Problem to solve:
Keep only the lines of the data below that contain "legend", and copy them.

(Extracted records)
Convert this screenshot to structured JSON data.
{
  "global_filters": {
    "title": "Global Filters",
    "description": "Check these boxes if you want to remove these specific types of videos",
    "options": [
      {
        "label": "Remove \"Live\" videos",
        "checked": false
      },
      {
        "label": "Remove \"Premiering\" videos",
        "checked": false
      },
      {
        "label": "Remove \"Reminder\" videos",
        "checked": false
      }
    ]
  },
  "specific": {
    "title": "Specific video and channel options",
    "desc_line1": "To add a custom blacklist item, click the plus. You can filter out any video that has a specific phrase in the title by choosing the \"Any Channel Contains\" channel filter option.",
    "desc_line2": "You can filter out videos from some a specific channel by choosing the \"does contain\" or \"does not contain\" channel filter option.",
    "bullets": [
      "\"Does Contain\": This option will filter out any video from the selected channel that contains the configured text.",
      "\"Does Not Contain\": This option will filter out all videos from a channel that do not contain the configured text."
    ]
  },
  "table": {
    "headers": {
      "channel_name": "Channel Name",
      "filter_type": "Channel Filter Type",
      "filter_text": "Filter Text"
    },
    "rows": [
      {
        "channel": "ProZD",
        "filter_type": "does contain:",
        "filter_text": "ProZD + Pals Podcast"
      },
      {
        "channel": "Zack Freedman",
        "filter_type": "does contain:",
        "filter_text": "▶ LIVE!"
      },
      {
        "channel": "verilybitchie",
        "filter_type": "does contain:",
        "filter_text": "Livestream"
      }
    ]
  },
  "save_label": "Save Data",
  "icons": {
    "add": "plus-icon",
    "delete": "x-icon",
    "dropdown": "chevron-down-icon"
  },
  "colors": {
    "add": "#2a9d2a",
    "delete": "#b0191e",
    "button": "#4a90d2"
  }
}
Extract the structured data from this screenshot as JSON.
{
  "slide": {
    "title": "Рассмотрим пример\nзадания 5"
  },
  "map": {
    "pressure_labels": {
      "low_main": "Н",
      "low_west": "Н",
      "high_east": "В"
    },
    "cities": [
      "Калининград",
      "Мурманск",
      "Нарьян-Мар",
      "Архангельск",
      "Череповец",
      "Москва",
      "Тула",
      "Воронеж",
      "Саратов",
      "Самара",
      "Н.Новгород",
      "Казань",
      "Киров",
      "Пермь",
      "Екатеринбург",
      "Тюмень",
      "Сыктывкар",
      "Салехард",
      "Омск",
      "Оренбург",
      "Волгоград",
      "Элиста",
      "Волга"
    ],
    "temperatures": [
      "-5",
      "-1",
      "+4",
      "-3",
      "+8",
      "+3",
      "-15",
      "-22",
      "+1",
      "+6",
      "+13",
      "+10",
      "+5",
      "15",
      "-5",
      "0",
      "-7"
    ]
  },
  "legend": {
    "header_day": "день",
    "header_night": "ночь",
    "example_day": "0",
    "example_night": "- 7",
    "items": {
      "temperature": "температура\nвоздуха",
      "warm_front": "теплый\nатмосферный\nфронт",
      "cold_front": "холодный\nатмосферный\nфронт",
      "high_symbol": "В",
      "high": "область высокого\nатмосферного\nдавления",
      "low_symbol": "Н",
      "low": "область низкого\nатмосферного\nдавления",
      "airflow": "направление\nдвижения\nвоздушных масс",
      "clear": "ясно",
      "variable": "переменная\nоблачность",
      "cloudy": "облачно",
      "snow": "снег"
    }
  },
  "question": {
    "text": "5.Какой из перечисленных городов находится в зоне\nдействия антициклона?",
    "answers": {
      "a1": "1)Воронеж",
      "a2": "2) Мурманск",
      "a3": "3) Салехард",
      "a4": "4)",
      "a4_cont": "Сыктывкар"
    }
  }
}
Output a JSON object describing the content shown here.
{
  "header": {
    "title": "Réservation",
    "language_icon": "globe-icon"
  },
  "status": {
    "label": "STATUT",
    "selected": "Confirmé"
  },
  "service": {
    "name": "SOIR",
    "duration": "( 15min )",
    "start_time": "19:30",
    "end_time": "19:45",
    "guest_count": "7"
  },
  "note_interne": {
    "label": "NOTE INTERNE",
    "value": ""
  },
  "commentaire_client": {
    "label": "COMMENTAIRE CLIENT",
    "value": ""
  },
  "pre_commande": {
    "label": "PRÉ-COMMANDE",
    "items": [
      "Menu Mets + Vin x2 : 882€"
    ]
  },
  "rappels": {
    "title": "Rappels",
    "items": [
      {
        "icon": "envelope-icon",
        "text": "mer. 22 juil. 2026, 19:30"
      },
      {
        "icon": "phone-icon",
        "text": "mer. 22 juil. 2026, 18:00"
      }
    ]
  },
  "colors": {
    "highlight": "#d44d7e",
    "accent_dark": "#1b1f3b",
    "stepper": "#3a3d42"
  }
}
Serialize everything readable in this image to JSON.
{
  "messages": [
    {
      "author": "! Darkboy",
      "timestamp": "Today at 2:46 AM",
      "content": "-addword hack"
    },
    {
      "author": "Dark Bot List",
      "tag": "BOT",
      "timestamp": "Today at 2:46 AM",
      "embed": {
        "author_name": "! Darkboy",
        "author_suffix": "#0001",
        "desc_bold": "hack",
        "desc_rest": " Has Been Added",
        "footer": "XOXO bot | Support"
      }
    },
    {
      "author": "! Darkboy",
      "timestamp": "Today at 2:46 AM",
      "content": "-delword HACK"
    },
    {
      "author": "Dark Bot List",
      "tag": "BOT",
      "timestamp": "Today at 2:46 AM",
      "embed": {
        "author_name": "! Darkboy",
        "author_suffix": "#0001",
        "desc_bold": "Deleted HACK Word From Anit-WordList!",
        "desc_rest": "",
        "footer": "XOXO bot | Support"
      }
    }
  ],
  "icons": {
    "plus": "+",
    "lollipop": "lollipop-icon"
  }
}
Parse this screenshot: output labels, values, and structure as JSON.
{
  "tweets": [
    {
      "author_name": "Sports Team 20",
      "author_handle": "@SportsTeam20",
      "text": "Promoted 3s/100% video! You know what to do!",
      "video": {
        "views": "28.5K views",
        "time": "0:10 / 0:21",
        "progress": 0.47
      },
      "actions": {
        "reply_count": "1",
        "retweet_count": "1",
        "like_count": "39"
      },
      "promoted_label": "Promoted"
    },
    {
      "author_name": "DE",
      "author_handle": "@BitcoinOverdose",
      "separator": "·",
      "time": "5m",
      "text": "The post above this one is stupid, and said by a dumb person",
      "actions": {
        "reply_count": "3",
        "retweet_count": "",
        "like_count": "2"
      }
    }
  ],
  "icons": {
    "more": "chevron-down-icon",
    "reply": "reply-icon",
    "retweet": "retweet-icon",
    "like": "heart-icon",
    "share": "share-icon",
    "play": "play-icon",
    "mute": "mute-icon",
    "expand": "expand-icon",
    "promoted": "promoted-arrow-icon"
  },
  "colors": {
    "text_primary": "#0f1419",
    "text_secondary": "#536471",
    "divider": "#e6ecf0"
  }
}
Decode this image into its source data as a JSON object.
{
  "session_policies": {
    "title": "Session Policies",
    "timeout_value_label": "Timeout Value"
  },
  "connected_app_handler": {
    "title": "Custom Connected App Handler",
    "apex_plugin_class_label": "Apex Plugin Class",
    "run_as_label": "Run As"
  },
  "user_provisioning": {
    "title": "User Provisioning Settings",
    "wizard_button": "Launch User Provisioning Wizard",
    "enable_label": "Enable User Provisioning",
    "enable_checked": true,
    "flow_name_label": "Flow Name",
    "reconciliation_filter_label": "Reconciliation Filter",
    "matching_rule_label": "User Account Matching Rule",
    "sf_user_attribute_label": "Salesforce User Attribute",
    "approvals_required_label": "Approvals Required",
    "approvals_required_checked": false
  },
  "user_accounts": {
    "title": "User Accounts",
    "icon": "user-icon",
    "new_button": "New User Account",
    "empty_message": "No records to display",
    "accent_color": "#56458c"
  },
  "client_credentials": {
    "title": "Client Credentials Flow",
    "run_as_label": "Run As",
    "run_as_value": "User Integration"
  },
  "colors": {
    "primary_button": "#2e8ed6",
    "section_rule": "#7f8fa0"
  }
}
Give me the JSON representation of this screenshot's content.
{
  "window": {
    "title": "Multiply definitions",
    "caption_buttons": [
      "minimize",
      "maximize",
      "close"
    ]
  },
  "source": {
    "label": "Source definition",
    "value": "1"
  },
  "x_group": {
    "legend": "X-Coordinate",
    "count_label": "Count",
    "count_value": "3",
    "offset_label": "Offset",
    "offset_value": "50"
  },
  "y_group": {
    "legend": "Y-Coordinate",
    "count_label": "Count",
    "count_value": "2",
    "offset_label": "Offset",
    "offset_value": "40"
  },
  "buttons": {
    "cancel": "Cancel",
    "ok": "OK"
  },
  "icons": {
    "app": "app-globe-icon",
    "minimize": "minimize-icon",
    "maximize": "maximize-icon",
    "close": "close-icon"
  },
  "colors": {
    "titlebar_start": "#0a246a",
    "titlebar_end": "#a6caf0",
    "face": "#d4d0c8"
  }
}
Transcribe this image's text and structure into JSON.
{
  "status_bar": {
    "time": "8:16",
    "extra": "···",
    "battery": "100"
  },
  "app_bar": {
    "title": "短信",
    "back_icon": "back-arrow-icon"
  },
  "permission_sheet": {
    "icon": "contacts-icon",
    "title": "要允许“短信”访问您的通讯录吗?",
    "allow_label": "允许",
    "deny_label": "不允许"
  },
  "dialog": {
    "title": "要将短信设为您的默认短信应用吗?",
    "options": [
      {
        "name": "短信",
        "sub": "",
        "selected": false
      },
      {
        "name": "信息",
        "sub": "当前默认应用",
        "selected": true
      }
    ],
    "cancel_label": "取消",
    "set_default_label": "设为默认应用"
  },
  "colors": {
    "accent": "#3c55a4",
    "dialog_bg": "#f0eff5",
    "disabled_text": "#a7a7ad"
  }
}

Final answer:
  "legend": {
    "legend": "X-Coordinate",
    "legend": "Y-Coordinate",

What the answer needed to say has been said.